software updater

Small question…
This little software update reminder that pops up down by the clock. Most often it tells me that there is one update. I don’t use that particular app to update my machine, but I will open Yast in order to download my update. All too often upon opening Yast, I will not find any update to download.

What’s the story?

Hi
It’s likely a patch to the package rather than a package…


zypper ref
zypper up -t patch

I usually disable that in tray settings.

Most often it tells me that there is one update. I don’t use that particular app to update my machine, but I will open Yast in order to download my update. All too often upon opening Yast, I will not find any update to download.

You have not indicated how you are using Yast for updates.

If you use Yast Online Updates, that will only apply patches. If software is updated in any other way, it won’t show in Yast Online Updates. For example, if you have configured packman repos, then updates to packages from packman will not show up in Yast Online Updates.

You can use:

zypper up

at a root command line to update those. Or you can use that update applet. Or you can actually use Yast, but not the way you are probably using it.

Click “Package” on the menu bar. Select “All packages / Update if a newer version is available”. That should give you the missing updates.

I dont seem to have that all packages option in my yast.

I probably explained badly.

Using Yast Software Management – or – Yast Online Update

there is a “Packages” in the Menu bar near top of the Window.

My menu bar show: “File”, “Package”, “Patch”, “Configuration”, “Dependencies”, “Options”, “Extras”, “Help”.

I rarely use most of those. But when I click “Package” there, another menu drops down. It is mostly greyed out unless I have selected a package. Right at the bottom of that drop down menu, there is “All Packages”. And when I move the mouse over the “All Packages”, I get the option to “Update if newer version is available”.

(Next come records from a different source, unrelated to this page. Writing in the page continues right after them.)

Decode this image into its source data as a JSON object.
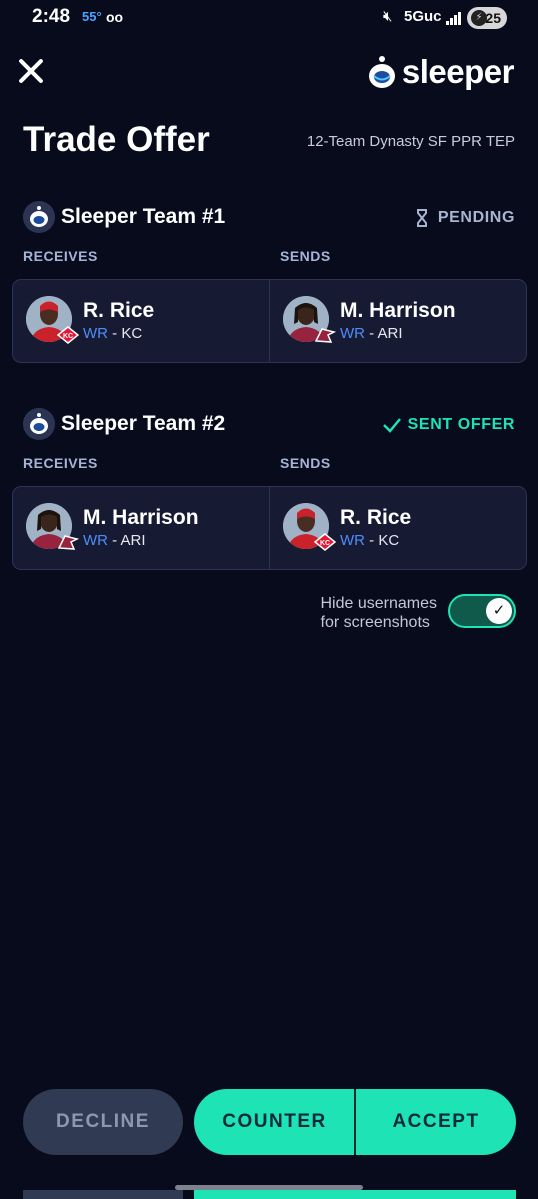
{
  "status_bar": {
    "time": "2:48",
    "temperature": "55°",
    "voicemail_icon": "voicemail-icon",
    "mute_icon": "mute-icon",
    "network": "5Guc",
    "battery": "25"
  },
  "header": {
    "close_icon": "close-icon",
    "brand": "sleeper",
    "title": "Trade Offer",
    "league": "12-Team Dynasty SF PPR TEP"
  },
  "teams": [
    {
      "name": "Sleeper Team #1",
      "status": "PENDING",
      "status_icon": "hourglass-icon",
      "receives_label": "RECEIVES",
      "sends_label": "SENDS",
      "receives": {
        "name": "R. Rice",
        "position": "WR",
        "team": "- KC"
      },
      "sends": {
        "name": "M. Harrison",
        "position": "WR",
        "team": "- ARI"
      }
    },
    {
      "name": "Sleeper Team #2",
      "status": "SENT OFFER",
      "status_icon": "checkmark-icon",
      "receives_label": "RECEIVES",
      "sends_label": "SENDS",
      "receives": {
        "name": "M. Harrison",
        "position": "WR",
        "team": "- ARI"
      },
      "sends": {
        "name": "R. Rice",
        "position": "WR",
        "team": "- KC"
      }
    }
  ],
  "toggle": {
    "label_line1": "Hide usernames",
    "label_line2": "for screenshots",
    "checked": true
  },
  "actions": {
    "decline": "DECLINE",
    "counter": "COUNTER",
    "accept": "ACCEPT"
  },
  "colors": {
    "background": "#070b1c",
    "accent": "#1ee3b4",
    "position_blue": "#4f8cf7",
    "card": "#161b33"
  }
}
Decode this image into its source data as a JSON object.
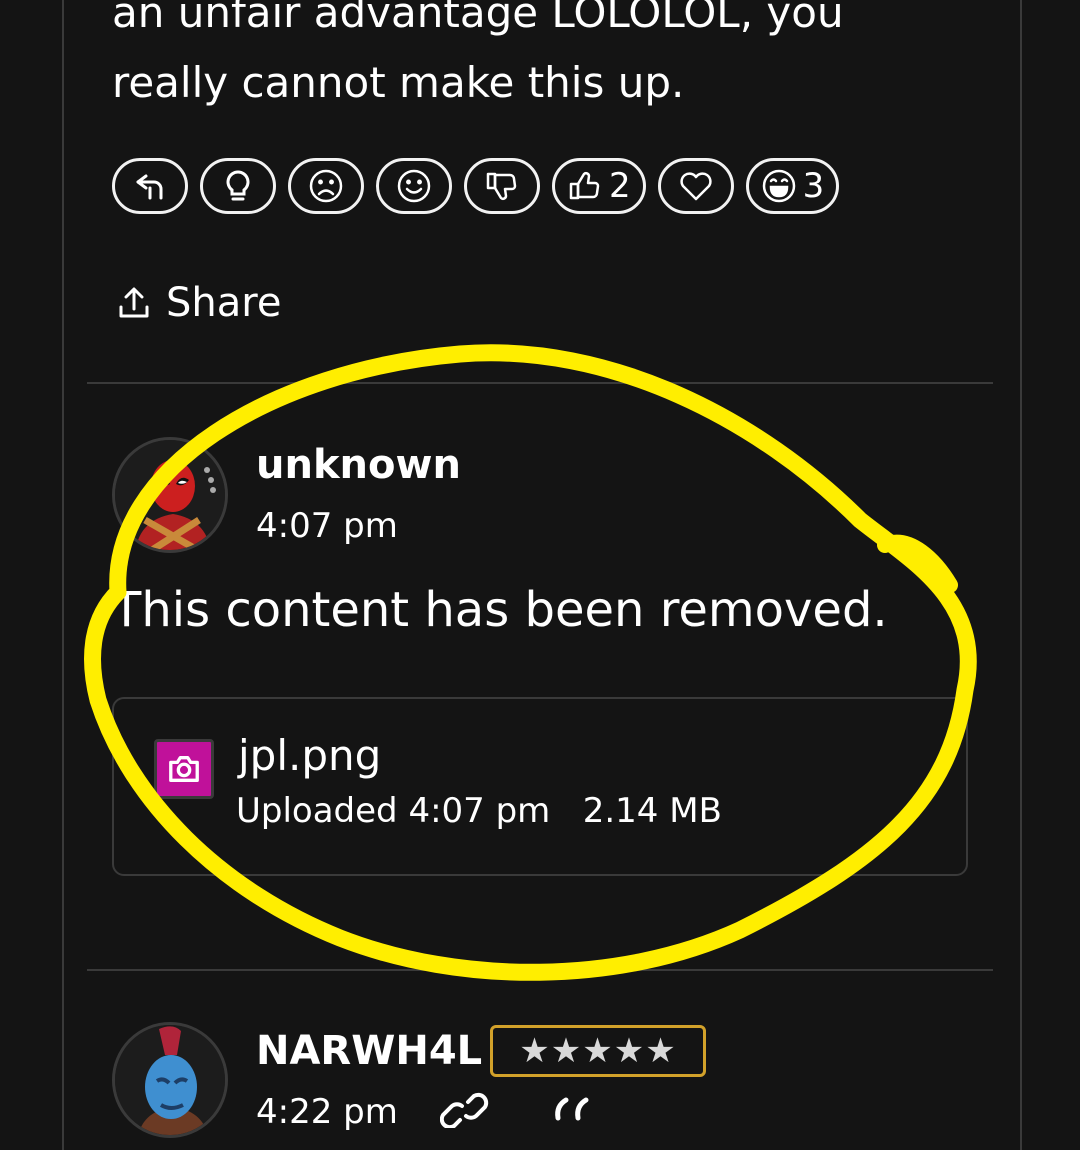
{
  "previous_post": {
    "text_line1": "an unfair advantage LOLOLOL, you",
    "text_line2": "really cannot make this up."
  },
  "reactions": [
    {
      "name": "reply-icon",
      "count": ""
    },
    {
      "name": "lightbulb-icon",
      "count": ""
    },
    {
      "name": "sad-face-icon",
      "count": ""
    },
    {
      "name": "smile-face-icon",
      "count": ""
    },
    {
      "name": "thumbs-down-icon",
      "count": ""
    },
    {
      "name": "thumbs-up-icon",
      "count": "2"
    },
    {
      "name": "heart-icon",
      "count": ""
    },
    {
      "name": "laugh-face-icon",
      "count": "3"
    }
  ],
  "share_label": "Share",
  "comment": {
    "username": "unknown",
    "time": "4:07 pm",
    "body": "This content has been removed.",
    "attachment": {
      "filename": "jpl.png",
      "meta": "Uploaded 4:07 pm   2.14 MB",
      "icon": "camera-icon"
    }
  },
  "next_comment": {
    "username": "NARWH4L",
    "rating": "★★★★★",
    "time": "4:22 pm",
    "icons": [
      "link-icon",
      "quote-icon"
    ]
  },
  "colors": {
    "background": "#141414",
    "highlight_circle": "#ffee00",
    "rating_border": "#d2a12a",
    "camera_icon_bg": "#c0119a"
  }
}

I discovered a means of identifying the needed package, and I retrieved my update.

Do like many here: throw that updater applet away. It will only make your end-users (including yourself) nervous about “again an update, must be very, very important”.

You, as system manager, declare a time slot once a week as a maintenance window. Inform your users (when that is only you, that will be very easy to do) that you can claim the system then for updating and the like.
Then do the YaST > Online Update, or zypper patch, or zypper up. or what your way of doing it is. When there is a kernel update, you can reboot, nobody else is using the system. Also e.g. a new Firefox will not interfere with end-users still having open 10 FF windows with each 5 tabs because the are no end-users active.

This more professional approach will bring you (and your end-users) a lot of peace of mind and let the users use the system for the tasks they want to use it for in the knowledge that the system manager will take care of the condition of the system.

Just my way of doing things.

More than a little bit difficult – it’s a KDE Plasma “Plasmoid” …

  • One of the packages to be removed is – “PackageKit” – N.B. take care to respect the capital letters …
  • If “PackageKit” is removed the, the following packages are also removed –

discover-backend-packagekit PackageKit PackageKit-backend-zypp PackageKit-branding-openSUSE PackageKit-lang plasma5-pk-updates plasma5-pk-updates-lang

The package “plasma5-pk-updates” seems to be the one which contains the Plasmoid on the user’s Plasma Desktop …

Well, of course I have removed PackageKit (in fact I never install it). I remember that I removed the package that provided the applet separate once, but it could be that that is done now automaticaly when PackageKit is removed.

I do not use that app. A number of you moderators gave me the same information back when I ran Leap 42. I haven’t forgotten. All I use it for is a reminder.:wink:

If KDE Plasma then, it’s usually either a “Widget” or, a “Plasmoid” – and yes, sometimes it’s an “Applet” – but, never, an “App” …